We here at Rita Dee Alpacas love to get, and frequently receive, questions from future farmers interested in raising alpacas or maybe even just adding a few alpacas to their farm or country estate. So we decided to put a list of the most common questions we receive. If you don’t see your question here, email us! We’d love to hear from you. firstname.lastname@example.org
How Much To Do Alpacas Cost?
Like all things in life, you get what you pay for. Animals with top quality fleece and great pedigrees can be quite expensive and cost tens of thousands of dollars. The record auction price was over $600,000! At the opposite end, an unwary buyer might find an older animal with serious health issues on craigslist for free. Generally speaking you can expect to spend from $1500-3000 for a quality, female alpaca you could breed to form the “foundation” of your herd. Quality males are typically slightly less.

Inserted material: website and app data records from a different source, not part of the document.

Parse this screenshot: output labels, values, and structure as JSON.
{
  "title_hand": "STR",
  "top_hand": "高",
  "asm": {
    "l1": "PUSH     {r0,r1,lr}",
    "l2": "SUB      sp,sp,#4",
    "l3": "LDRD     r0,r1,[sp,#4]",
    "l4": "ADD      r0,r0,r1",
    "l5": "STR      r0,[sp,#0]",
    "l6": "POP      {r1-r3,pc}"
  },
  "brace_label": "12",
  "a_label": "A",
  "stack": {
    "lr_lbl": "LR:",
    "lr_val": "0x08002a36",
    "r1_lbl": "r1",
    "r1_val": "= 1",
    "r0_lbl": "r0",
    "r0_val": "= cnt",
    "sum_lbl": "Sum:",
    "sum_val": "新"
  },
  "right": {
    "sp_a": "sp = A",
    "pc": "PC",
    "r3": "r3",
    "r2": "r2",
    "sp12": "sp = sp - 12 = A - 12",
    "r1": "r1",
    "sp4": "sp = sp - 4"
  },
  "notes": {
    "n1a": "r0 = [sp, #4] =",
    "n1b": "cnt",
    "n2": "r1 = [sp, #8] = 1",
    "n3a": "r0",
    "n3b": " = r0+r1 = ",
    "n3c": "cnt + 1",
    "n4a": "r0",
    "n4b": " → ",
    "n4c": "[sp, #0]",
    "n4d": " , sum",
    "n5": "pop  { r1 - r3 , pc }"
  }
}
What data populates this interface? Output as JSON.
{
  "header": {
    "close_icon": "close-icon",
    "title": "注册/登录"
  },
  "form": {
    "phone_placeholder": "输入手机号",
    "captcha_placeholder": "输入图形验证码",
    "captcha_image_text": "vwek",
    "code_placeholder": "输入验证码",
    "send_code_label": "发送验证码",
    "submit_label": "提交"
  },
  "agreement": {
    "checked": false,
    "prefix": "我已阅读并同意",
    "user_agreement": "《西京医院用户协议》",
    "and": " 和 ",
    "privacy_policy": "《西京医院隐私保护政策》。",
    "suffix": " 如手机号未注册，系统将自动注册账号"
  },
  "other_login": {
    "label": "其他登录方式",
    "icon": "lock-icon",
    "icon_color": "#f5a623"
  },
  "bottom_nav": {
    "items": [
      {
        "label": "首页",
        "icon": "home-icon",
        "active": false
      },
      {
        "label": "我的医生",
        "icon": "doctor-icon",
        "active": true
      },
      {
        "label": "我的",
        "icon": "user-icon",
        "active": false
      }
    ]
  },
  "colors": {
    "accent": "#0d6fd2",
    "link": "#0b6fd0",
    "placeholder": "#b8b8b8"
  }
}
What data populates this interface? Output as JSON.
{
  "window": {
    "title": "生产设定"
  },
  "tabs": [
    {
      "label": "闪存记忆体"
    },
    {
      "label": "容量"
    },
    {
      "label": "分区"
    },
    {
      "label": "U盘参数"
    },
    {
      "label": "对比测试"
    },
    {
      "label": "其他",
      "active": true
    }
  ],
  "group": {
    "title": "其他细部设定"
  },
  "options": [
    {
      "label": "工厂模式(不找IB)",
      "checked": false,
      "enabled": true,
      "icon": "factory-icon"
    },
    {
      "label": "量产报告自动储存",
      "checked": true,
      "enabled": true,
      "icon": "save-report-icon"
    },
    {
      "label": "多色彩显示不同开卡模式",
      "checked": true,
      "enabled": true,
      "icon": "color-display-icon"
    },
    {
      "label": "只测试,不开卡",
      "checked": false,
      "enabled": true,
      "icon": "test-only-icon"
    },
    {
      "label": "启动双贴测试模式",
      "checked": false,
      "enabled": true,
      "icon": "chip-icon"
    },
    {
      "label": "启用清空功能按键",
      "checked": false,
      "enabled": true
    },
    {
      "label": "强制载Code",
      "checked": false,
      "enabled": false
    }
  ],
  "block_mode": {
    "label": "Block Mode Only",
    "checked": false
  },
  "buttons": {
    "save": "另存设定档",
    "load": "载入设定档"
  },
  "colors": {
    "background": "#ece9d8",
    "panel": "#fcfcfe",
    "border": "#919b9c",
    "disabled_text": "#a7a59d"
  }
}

Is Alpaca Fleece Better Than Wool?
Alpaca fleece is much finer than wool, and this heavier coarseness found in wool is the reason wool irritates and feels scratchy to most people. Alpaca fiber is also considered lighter, warmer, and stronger than wool though these qualities depend heavily on the type of yarn and weave/knitting. Probably most importantly for folks, alpaca fleece does not contain lanolin like wool does, so is tolerated by people with sensitive skin better than wool. Virtually everyone overwhelmingly prefers wearing alpaca over sheeps’ wool.
What Is The Value Of The Fleece?
Most folks can expect to make about $100 per animal per year on fleece with minimal investment in the processing of that fleece. They can expect much more if the farmer adds value to the fleece by making final, finished products out of the fleece(spinning and knitting themselves); or less if they simply sell the “raw” fleece outright to fiber mills. The important thing here to realize is revenue is limited by your own creativity.
Do Alpacas Require Much Care?
Alpacas are an easy animal to raise and care for and typically require less care than most farm animals. The regular care involves trimming toenails and, if the farm so chooses, a regular immunization program. Alpacas breed and birth easily when compared to other livestock and recover from the occasional illness or injury easily. They are certainly much less work than sheep, goats, cattle or horses. But like all living, breathing creatures, you will have to occasionally care for the sick animal, treat a wound, give medicine, and maintain teeth, nails and shear fleece.
When Do You Shear The Animals?
Because their fleece is so warm, heat stress is concern here in North Carolina. So we shear them once a year after the danger of freezing temperatures has passed but before the weather gets above 80 degrees on a regular basis. Here in northwest part North Carolina, that means we shear the second or third week in April.
Can You Train Alpacas?
Certainly! All alpacas will train to a halter, and some are so well mannered that we use them for therapy animals at nursing homes and schools. They are generally calm, curious animals without a trace of animosity or mischievous behavior. Like all animals, they have their own personalities and some require more work than others to train. But you would be hard pressed to find a farm animal that, as a group, are better behaved and safe to be around.
What Type Of Fences Do Alpaca Require?
Alpacas do not challenge or test fences, and the fencing requirement to contain them is quite low. They are not the escape artists like goats, nor will they destroy fences like sheep or cattle. However, the main problem in most farming communities is the presence of coyotes and dogs. Unfortunately these predators will chase, harass and even injure and kill alpacas if they can get into your pastures. Therefore, we recommend a 5 foot high 4″x2″ mesh “no climb” fence for your pastures. Red Brand fencing makes an excellent product.
What Type Of Barn Do You Need?
Because their fleece protects them so well, here in North Carolina they only need to be able to access shelter in the event of precipitation and to protect them from the worst of the sun in the summer. They don’t require stalls in the barn or any special insulation, flooring or containment system. We recommend an open barn plan with three enclosed sides and an open side that is not open to the prevailing winter winds. As for size, 75 square feet per animal is usually adequate. We also recommend fans for the summer.